Tiny Rhode Island has the highest rate of about 39 percent — three times higher than Mississippi, which has the lowest percentage of residents vaccinated, according to the Centers for Disease Control and Prevention.

The CDC also reported that a record number of health care workers — nearly two-thirds — got seasonal flu vaccines last summer and fall, but the turnout for swine flu shots was much lower, more than a third.

The reports offer the first look at how the swine flu vaccination campaign played out around the country.

About 72 million to 81 million Americans — about 24 percent — have been vaccinated since October, CDC officials said yesterday.

At first, doses were hard to come by because of supply limitations.

But as flu cases dropped, so did demand and now there are tens of millions of unused doses.

Health officials last week renewed their push for vaccinations, citing a recent uptick in hospital cases in Georgia.

The CDC calculated state rates from two telephone surveys that included about 140,000 adults and nearly 75,000 children. The surveys covered vaccinations through January.

Rhode Island’s high rate of 39 percent was followed closely by five other states — Massachusetts at 37 percent, and Maine, Vermont, South Dakota, and Hawaii.

Mississippi came in with the lowest rate of 13 percent.

Many of the 13 other states with rates at or below 20 percent are in the Southeast and South Central regions, including Texas, Louisiana, Arkansas, Alabama, and Georgia.

Specialists have said it’s difficult to compare state vaccination rates because situations vary from place to place.

For example, the Southeast was hit earlier in the large wave of illness last summer and fall — before vaccines were available.

In late November, when vaccine was finally becoming plentiful, swine flu was easing in some Southeastern states but was widespread and more worrisome in the Northeast.

New England was “able to take advantage of that demand with ample supply by then,’’ said Dr. Anne Schuchat, a CDC flu specialist, said at a news conference yesterday.

Also, the way state and local health departments organized clinics and distributed vaccine differed.

For example, both Rhode Island and Maine had aggressive, statewide efforts to hold clinics at schools, Schuchat said.

“There was not a lot of details by the federal government about how to how get this done. It was really left up to the states,’’ said Andrew Pekosz, a flu specialist at Johns Hopkins University.

“Some states were more efficient,’’ said Jim Cohn, a spokesman for Walgreens, the nation’s largest drugstore chain and a large provider of swine flu vaccinations.

The CDC reports also found:

■ 37 percent of children were vaccinated. Again, the rate was highest in Rhode Island, about 85 percent. Georgia had the lowest rate, about 21 percent.

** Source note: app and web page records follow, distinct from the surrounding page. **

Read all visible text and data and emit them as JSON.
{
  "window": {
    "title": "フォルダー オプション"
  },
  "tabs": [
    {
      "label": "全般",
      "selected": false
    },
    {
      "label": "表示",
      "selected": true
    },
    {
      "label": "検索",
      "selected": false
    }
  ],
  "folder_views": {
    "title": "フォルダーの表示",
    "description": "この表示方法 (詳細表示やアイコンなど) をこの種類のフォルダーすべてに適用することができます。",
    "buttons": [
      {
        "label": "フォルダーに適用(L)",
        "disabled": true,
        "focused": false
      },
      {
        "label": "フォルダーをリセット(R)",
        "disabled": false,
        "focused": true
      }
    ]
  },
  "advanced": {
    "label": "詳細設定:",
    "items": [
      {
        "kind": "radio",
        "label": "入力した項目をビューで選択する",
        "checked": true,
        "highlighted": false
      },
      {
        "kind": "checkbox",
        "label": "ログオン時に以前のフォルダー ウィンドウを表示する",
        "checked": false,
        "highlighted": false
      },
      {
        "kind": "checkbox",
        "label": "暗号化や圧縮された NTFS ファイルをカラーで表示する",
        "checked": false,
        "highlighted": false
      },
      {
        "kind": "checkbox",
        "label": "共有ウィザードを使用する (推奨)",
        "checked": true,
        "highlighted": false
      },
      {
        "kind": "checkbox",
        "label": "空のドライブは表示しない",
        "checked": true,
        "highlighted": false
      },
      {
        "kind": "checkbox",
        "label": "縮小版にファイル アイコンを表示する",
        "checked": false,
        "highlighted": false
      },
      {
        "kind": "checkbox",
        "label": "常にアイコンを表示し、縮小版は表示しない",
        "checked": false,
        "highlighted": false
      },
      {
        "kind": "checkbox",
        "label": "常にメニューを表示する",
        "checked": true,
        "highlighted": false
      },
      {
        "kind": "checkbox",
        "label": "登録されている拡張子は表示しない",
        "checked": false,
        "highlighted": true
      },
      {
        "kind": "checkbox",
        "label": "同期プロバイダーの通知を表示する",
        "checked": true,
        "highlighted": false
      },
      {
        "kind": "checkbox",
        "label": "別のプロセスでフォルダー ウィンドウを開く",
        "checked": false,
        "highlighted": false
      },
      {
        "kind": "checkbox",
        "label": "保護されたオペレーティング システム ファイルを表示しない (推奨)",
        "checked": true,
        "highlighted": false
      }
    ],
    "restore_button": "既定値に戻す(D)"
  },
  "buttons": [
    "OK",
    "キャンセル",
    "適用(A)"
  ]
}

■ 33 percent of people in priority groups got the vaccine. That includes children and young adults, health care workers, pregnant women, and those with medical conditions that put them at higher risk for complications.

■ 62 percent of health care workers got seasonal flu vaccinations, according to an Internet-based survey of about 1,400 health care workers. The highest previous rate for health care workers was just shy of 50 percent.

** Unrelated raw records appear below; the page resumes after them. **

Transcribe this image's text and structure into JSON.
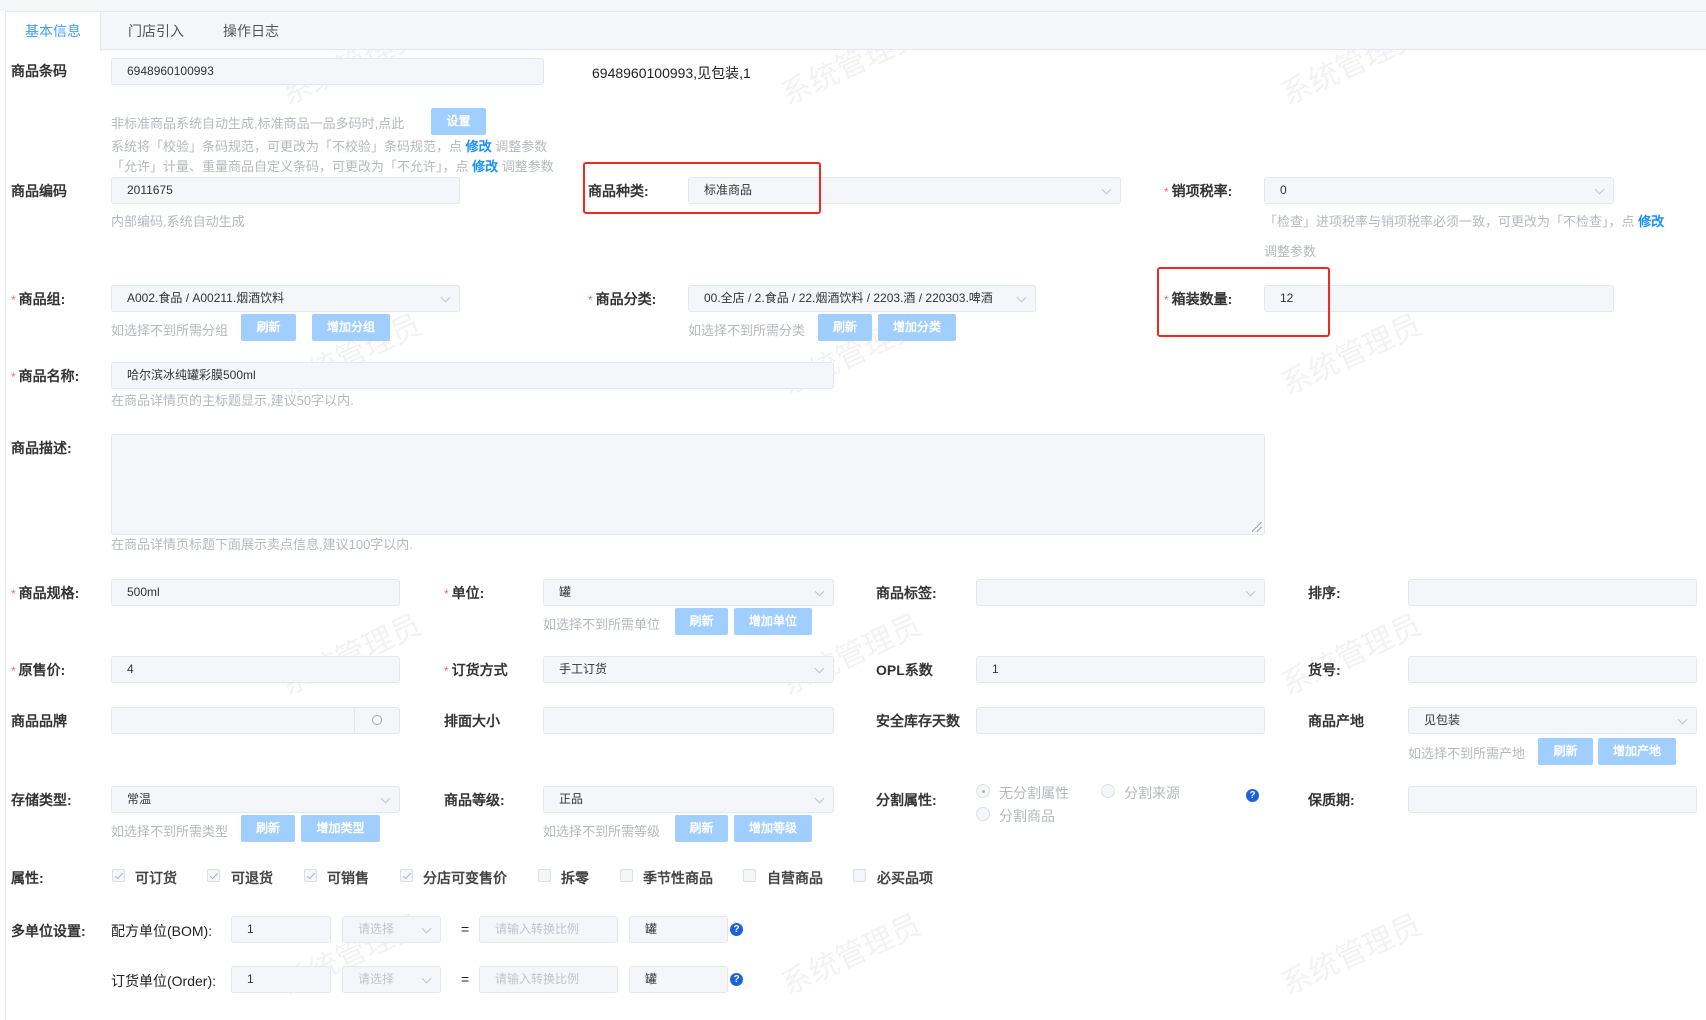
{
  "watermark": "系统管理员",
  "tabs": [
    {
      "label": "基本信息",
      "active": true
    },
    {
      "label": "门店引入"
    },
    {
      "label": "操作日志"
    }
  ],
  "barcode": {
    "label": "商品条码",
    "value": "6948960100993",
    "summary": "6948960100993,见包装,1",
    "hint1": "非标准商品系统自动生成,标准商品一品多码时,点此",
    "set_button": "设置",
    "hint2_pre": "系统将「校验」条码规范，可更改为「不校验」条码规范，点",
    "hint3_pre": "「允许」计量、重量商品自定义条码，可更改为「不允许」，点",
    "modify": "修改",
    "adjust": "调整参数"
  },
  "code": {
    "label": "商品编码",
    "value": "2011675",
    "hint": "内部编码,系统自动生成"
  },
  "kind": {
    "label": "商品种类:",
    "value": "标准商品"
  },
  "tax": {
    "label": "销项税率:",
    "value": "0",
    "hint_pre": "「检查」进项税率与销项税率必须一致，可更改为「不检查」，点",
    "modify": "修改",
    "adjust": "调整参数"
  },
  "group": {
    "label": "商品组:",
    "value": "A002.食品 / A00211.烟酒饮料",
    "hint": "如选择不到所需分组",
    "refresh": "刷新",
    "add": "增加分组"
  },
  "category": {
    "label": "商品分类:",
    "value": "00.全店 / 2.食品 / 22.烟酒饮料 / 2203.酒 / 220303.啤酒",
    "hint": "如选择不到所需分类",
    "refresh": "刷新",
    "add": "增加分类"
  },
  "box_qty": {
    "label": "箱装数量:",
    "value": "12"
  },
  "name": {
    "label": "商品名称:",
    "value": "哈尔滨冰纯罐彩膜500ml",
    "hint": "在商品详情页的主标题显示,建议50字以内."
  },
  "desc": {
    "label": "商品描述:",
    "value": "",
    "hint": "在商品详情页标题下面展示卖点信息,建议100字以内."
  },
  "spec": {
    "label": "商品规格:",
    "value": "500ml"
  },
  "unit": {
    "label": "单位:",
    "value": "罐",
    "hint": "如选择不到所需单位",
    "refresh": "刷新",
    "add": "增加单位"
  },
  "tags": {
    "label": "商品标签:",
    "value": ""
  },
  "sort": {
    "label": "排序:",
    "value": ""
  },
  "price": {
    "label": "原售价:",
    "value": "4"
  },
  "order_mode": {
    "label": "订货方式",
    "value": "手工订货"
  },
  "opl": {
    "label": "OPL系数",
    "value": "1"
  },
  "item_no": {
    "label": "货号:",
    "value": ""
  },
  "brand": {
    "label": "商品品牌",
    "value": ""
  },
  "facing": {
    "label": "排面大小",
    "value": ""
  },
  "safety_days": {
    "label": "安全库存天数",
    "value": ""
  },
  "origin": {
    "label": "商品产地",
    "value": "见包装",
    "hint": "如选择不到所需产地",
    "refresh": "刷新",
    "add": "增加产地"
  },
  "storage": {
    "label": "存储类型:",
    "value": "常温",
    "hint": "如选择不到所需类型",
    "refresh": "刷新",
    "add": "增加类型"
  },
  "grade": {
    "label": "商品等级:",
    "value": "正品",
    "hint": "如选择不到所需等级",
    "refresh": "刷新",
    "add": "增加等级"
  },
  "split": {
    "label": "分割属性:",
    "options": [
      {
        "label": "无分割属性",
        "selected": true
      },
      {
        "label": "分割来源"
      },
      {
        "label": "分割商品"
      }
    ]
  },
  "shelf_life": {
    "label": "保质期:",
    "value": ""
  },
  "attrs": {
    "label": "属性:",
    "items": [
      {
        "label": "可订货",
        "checked": true
      },
      {
        "label": "可退货",
        "checked": true
      },
      {
        "label": "可销售",
        "checked": true
      },
      {
        "label": "分店可变售价",
        "checked": true
      },
      {
        "label": "拆零",
        "checked": false
      },
      {
        "label": "季节性商品",
        "checked": false
      },
      {
        "label": "自营商品",
        "checked": false
      },
      {
        "label": "必买品项",
        "checked": false
      }
    ]
  },
  "multi_unit": {
    "label": "多单位设置:",
    "rows": [
      {
        "label": "配方单位(BOM):",
        "qty": "1",
        "select_placeholder": "请选择",
        "eq": "=",
        "ratio_placeholder": "请输入转换比例",
        "base": "罐"
      },
      {
        "label": "订货单位(Order):",
        "qty": "1",
        "select_placeholder": "请选择",
        "eq": "=",
        "ratio_placeholder": "请输入转换比例",
        "base": "罐"
      }
    ]
  },
  "colors": {
    "accent": "#409eff",
    "button": "#a0cfff",
    "required": "#f56c6c",
    "highlight": "#f0291f"
  }
}
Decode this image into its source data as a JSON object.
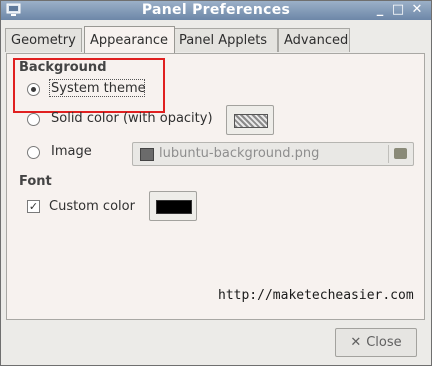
{
  "window": {
    "title": "Panel Preferences",
    "controls": {
      "minimize": "_",
      "maximize": "□",
      "close": "✕"
    }
  },
  "tabs": [
    {
      "label": "Geometry"
    },
    {
      "label": "Appearance",
      "selected": true
    },
    {
      "label": "Panel Applets"
    },
    {
      "label": "Advanced"
    }
  ],
  "background": {
    "section_label": "Background",
    "options": [
      {
        "label": "System theme",
        "selected": true
      },
      {
        "label": "Solid color (with opacity)",
        "selected": false
      },
      {
        "label": "Image",
        "selected": false
      }
    ],
    "image_file": "lubuntu-background.png"
  },
  "font": {
    "section_label": "Font",
    "custom_color_label": "Custom color",
    "custom_color_checked": true,
    "custom_color_value": "#000000",
    "check_mark": "✓"
  },
  "watermark": "http://maketecheasier.com",
  "footer": {
    "close_label": "Close",
    "close_icon": "✕"
  },
  "colors": {
    "highlight_box": "#e02020"
  }
}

■ 37 percent of health care workers got swine flu vaccinations.

Since it was first identified last April, swine flu has sickened about 60 million Americans, hospitalized 265,000, and killed about 12,000. The US death toll from the new H1N1 virus, declared a global epidemic, is about one-third of the estimated deaths from a regular flu season.